__Task requirements__: Could you please return each line of the data that has the word "rest"?

__Records for the exercise__:

-- -- --

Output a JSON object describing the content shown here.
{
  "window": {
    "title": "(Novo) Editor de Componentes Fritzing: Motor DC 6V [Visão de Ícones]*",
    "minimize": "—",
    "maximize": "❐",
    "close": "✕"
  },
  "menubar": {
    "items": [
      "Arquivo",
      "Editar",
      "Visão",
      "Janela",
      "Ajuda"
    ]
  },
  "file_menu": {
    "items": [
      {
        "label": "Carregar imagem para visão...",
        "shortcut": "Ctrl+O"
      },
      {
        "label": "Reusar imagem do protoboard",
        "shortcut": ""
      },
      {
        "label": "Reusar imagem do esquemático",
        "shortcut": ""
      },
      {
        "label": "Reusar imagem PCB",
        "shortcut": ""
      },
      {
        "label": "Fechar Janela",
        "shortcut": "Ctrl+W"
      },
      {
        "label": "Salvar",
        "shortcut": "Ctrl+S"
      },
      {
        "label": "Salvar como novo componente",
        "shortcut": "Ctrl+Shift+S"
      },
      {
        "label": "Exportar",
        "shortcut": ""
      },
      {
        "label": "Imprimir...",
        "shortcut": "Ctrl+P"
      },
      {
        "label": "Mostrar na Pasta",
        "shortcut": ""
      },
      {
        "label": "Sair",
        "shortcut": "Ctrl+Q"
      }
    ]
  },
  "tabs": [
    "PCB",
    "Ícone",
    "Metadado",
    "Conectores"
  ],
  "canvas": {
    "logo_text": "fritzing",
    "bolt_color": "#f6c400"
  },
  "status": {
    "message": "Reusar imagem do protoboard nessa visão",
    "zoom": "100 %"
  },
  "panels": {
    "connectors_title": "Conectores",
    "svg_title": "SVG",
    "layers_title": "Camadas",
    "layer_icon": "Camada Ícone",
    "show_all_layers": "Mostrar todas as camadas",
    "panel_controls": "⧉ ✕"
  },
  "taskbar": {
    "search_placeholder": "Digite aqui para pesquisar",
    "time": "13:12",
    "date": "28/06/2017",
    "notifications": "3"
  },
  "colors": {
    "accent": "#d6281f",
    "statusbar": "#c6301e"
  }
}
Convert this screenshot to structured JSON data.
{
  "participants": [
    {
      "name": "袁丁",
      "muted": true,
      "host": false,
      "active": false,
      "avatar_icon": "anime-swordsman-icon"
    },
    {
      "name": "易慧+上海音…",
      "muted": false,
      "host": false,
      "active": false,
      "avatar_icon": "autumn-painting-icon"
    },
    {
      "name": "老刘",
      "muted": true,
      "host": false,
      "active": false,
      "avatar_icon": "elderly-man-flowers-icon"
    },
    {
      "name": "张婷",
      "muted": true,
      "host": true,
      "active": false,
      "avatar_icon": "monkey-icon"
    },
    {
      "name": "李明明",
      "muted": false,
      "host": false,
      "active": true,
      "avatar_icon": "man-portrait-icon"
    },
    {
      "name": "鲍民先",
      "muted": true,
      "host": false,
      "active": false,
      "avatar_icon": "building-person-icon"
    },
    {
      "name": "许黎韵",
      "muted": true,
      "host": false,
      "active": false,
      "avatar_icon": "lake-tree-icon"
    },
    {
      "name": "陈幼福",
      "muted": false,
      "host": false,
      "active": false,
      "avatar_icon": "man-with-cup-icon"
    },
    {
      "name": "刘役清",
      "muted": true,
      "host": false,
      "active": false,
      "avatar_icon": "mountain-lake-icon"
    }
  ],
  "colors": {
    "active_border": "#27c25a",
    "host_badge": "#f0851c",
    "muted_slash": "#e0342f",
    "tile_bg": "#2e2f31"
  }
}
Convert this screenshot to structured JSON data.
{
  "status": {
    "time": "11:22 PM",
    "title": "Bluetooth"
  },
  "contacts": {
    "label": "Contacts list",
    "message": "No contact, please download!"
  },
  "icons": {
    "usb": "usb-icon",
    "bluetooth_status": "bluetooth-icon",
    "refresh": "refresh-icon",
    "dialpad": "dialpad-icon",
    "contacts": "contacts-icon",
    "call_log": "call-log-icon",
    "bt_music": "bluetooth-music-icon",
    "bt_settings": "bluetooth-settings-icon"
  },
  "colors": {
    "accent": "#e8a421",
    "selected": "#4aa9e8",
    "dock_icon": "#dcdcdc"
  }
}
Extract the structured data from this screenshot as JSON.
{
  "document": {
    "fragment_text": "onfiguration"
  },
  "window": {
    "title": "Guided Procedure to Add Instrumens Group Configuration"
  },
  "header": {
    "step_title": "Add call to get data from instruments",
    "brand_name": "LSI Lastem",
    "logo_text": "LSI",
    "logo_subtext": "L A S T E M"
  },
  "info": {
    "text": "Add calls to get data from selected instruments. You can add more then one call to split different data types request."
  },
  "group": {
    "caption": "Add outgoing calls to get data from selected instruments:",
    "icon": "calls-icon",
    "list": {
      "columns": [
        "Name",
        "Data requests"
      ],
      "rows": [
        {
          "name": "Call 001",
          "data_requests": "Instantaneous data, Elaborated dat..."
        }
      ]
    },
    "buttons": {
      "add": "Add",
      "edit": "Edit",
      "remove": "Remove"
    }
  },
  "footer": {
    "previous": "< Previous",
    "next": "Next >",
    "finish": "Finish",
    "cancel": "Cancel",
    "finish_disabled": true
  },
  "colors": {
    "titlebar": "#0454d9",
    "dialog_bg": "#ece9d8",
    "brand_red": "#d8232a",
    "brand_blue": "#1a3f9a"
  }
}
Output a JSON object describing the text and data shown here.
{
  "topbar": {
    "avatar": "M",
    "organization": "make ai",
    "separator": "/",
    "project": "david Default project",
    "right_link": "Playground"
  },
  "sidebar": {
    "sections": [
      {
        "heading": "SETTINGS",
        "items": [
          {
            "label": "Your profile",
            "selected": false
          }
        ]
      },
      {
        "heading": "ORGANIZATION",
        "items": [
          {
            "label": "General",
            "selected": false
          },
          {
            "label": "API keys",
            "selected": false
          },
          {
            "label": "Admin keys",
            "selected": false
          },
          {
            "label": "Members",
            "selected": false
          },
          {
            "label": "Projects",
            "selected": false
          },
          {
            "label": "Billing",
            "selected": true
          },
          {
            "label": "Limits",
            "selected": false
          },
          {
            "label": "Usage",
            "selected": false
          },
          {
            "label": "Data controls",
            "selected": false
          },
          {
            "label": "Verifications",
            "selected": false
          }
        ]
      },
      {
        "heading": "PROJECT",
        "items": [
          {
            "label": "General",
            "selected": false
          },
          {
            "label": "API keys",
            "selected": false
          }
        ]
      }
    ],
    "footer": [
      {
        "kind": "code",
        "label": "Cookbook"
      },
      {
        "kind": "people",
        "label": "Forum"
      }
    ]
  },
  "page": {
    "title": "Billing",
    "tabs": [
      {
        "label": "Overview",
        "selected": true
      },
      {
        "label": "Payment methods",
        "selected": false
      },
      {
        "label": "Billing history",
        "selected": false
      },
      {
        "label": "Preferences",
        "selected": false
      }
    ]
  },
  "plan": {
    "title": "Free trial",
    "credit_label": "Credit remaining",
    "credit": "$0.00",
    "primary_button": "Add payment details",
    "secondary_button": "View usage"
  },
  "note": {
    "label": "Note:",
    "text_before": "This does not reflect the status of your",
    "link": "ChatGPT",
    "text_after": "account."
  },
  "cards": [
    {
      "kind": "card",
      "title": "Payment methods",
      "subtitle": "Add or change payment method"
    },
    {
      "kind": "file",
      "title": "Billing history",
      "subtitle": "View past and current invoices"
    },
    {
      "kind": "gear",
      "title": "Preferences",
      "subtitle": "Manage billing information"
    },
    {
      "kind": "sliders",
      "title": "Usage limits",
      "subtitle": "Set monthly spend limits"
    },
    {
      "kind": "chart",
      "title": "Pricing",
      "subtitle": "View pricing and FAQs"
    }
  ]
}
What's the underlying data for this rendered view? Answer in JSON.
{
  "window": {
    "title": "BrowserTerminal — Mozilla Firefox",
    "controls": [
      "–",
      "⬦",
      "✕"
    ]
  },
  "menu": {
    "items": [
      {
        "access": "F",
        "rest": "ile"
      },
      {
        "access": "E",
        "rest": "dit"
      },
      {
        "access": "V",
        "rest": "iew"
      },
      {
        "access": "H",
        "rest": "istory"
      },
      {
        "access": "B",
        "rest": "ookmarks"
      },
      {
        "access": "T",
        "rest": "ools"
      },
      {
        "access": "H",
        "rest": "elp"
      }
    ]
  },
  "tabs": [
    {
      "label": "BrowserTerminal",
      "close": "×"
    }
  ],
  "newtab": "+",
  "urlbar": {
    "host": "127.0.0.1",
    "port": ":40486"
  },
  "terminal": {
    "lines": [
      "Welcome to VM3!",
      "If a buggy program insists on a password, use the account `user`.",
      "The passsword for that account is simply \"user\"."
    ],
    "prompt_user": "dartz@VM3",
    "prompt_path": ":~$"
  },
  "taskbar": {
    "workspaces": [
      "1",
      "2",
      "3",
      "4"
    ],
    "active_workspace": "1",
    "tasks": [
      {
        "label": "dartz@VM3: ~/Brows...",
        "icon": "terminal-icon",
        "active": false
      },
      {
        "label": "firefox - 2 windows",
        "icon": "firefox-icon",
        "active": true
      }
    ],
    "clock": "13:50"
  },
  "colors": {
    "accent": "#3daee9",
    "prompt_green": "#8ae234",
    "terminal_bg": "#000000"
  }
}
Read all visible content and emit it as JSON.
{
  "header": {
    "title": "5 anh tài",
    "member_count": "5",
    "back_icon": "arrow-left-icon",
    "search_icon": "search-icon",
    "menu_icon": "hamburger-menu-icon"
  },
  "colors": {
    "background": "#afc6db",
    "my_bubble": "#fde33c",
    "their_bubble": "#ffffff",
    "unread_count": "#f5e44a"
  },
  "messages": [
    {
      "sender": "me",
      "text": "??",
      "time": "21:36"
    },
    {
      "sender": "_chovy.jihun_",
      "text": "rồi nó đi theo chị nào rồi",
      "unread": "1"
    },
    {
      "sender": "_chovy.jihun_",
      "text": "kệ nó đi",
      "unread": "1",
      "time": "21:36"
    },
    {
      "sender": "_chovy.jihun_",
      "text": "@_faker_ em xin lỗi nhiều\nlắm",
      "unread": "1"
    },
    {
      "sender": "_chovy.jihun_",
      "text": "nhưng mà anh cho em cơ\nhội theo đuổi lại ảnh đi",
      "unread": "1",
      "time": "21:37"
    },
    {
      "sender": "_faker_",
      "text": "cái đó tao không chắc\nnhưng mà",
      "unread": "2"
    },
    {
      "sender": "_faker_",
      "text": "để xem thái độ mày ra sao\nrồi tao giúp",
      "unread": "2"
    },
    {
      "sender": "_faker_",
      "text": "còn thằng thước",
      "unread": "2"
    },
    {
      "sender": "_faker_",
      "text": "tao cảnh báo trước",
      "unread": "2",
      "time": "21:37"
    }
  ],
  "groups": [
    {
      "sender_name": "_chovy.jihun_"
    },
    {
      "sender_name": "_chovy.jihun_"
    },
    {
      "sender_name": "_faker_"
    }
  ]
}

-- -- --

__Solution for this task__:
        "rest": "ile"
        "rest": "dit"
        "rest": "iew"
        "rest": "istory"
        "rest": "ookmarks"
        "rest": "ools"
        "rest": "elp"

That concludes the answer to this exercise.